What should the focus be?
Perhaps far greater engagement with young professionals?
Perhaps less fear of the future and more hope?
“Thunder Bay is full of Opportunity. You can create what ever you want here and succeed if you’re willing to put in the effort- whether it’s construction, communications, finance or web design- You can build your own opportunities here in Thunder Bay- therefore the possibilities are endless,” states Kateria Skaarup.
“The problem is that a lot of people have been programmed from a young age that there are no jobs here by their elders- so it shouldn’t be a surprise when they get older they choose to move away- it’s programming”, adds Kateria.
“My great great grandfather moved to PA in the late 1800s from Sicily and ran construction crews at the docks and elevators- he came here for the opportunities and succeeded”.
“Port Arthur and Fort William were built by immigrants moving here and building their dreams- when did that stop?”
“It didn’t actually- as a Board Director for Shift I have had the privilege of meeting many young and motivated professionals from all over Canada that have migrated here- and are thriving”, adds Kateria.
“In 2005 my husband and I started Skaarup Construction- it’s now 2014 and we’re booming- Building our dreams everyday – We’ll never leave!”
For those worried about the future of our city, maybe getting out from under the cloud, and looking at the glass as half full should be a goal.
If we all believe that Thunder Bay’s best days are ahead of us, it will be. Our city is filled with people who know that is true. Those are the people who will make the real differences in our future.

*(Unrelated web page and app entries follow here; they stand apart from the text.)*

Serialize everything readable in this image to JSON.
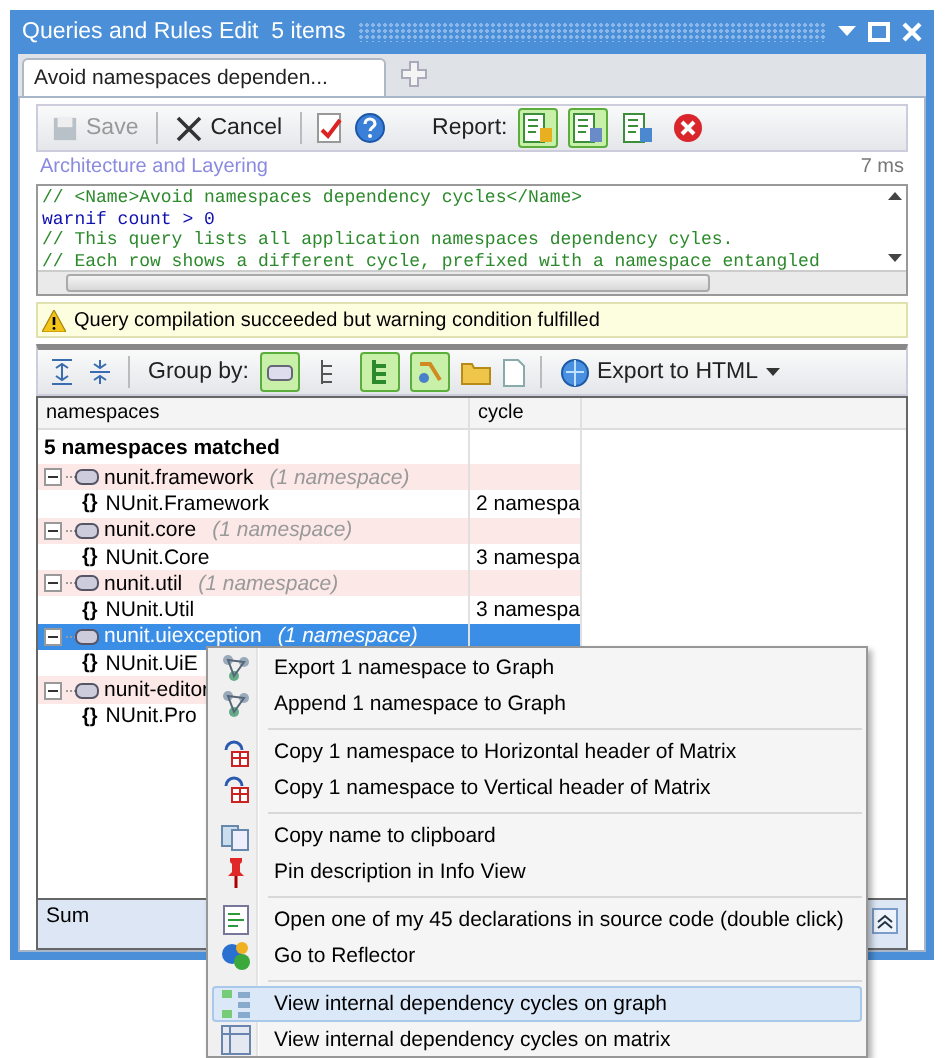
{
  "window": {
    "title": "Queries and Rules Edit  5 items"
  },
  "tabs": [
    {
      "label": "Avoid namespaces dependen...",
      "selected": true
    }
  ],
  "toolbar": {
    "save": {
      "label": "Save",
      "disabled": true
    },
    "cancel": {
      "label": "Cancel",
      "disabled": false
    },
    "report_label": "Report:",
    "report_buttons": [
      {
        "selected": true
      },
      {
        "selected": true
      },
      {
        "selected": false
      },
      {
        "selected": false
      }
    ]
  },
  "query": {
    "category": "Architecture and Layering",
    "duration": "7 ms",
    "code_lines": [
      {
        "kind": "comment",
        "text": "// <Name>Avoid namespaces dependency cycles</Name>"
      },
      {
        "kind": "code",
        "text": "warnif count > 0"
      },
      {
        "kind": "comment",
        "text": "// This query lists all application namespaces dependency cyles."
      },
      {
        "kind": "comment",
        "text": "// Each row shows a different cycle, prefixed with a namespace entangled"
      }
    ]
  },
  "status_message": "Query compilation succeeded but warning condition fulfilled",
  "results_toolbar": {
    "group_by_label": "Group by:",
    "group_buttons": [
      {
        "selected": true
      },
      {
        "selected": false
      },
      {
        "selected": true
      },
      {
        "selected": true
      }
    ],
    "export_label": "Export to HTML"
  },
  "table": {
    "columns": [
      "namespaces",
      "cycle"
    ],
    "summary": "5 namespaces matched",
    "rows": [
      {
        "name": "nunit.framework",
        "count": "(1 namespace)",
        "selected": false,
        "children": [
          {
            "glyph": "{}",
            "name": "NUnit.Framework",
            "cycle": "2 namespa"
          }
        ]
      },
      {
        "name": "nunit.core",
        "count": "(1 namespace)",
        "selected": false,
        "children": [
          {
            "glyph": "{}",
            "name": "NUnit.Core",
            "cycle": "3 namespa"
          }
        ]
      },
      {
        "name": "nunit.util",
        "count": "(1 namespace)",
        "selected": false,
        "children": [
          {
            "glyph": "{}",
            "name": "NUnit.Util",
            "cycle": "3 namespa"
          }
        ]
      },
      {
        "name": "nunit.uiexception",
        "count": "(1 namespace)",
        "selected": true,
        "children": [
          {
            "glyph": "{}",
            "name": "NUnit.UiE"
          }
        ]
      },
      {
        "name": "nunit-editor",
        "selected": false,
        "children": [
          {
            "glyph": "{}",
            "name": "NUnit.Pro"
          }
        ]
      }
    ],
    "footer": "Sum"
  },
  "context_menu": {
    "groups": [
      [
        {
          "label": "Export 1 namespace to Graph",
          "selected": false
        },
        {
          "label": "Append 1 namespace to Graph",
          "selected": false
        }
      ],
      [
        {
          "label": "Copy 1 namespace to Horizontal header of Matrix",
          "selected": false
        },
        {
          "label": "Copy 1 namespace to Vertical header of Matrix",
          "selected": false
        }
      ],
      [
        {
          "label": "Copy name to clipboard",
          "selected": false
        },
        {
          "label": "Pin description in Info View",
          "selected": false
        }
      ],
      [
        {
          "label": "Open one of my 45 declarations in source code (double click)",
          "selected": false
        },
        {
          "label": "Go to Reflector",
          "selected": false
        }
      ],
      [
        {
          "label": "View internal dependency cycles on graph",
          "selected": true
        },
        {
          "label": "View internal dependency cycles on matrix",
          "selected": false
        }
      ]
    ]
  }
}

Not all are what one might call “young”, but maybe youth is as much about attitude as anything else.
Lets go Thunder Bay our future awaits.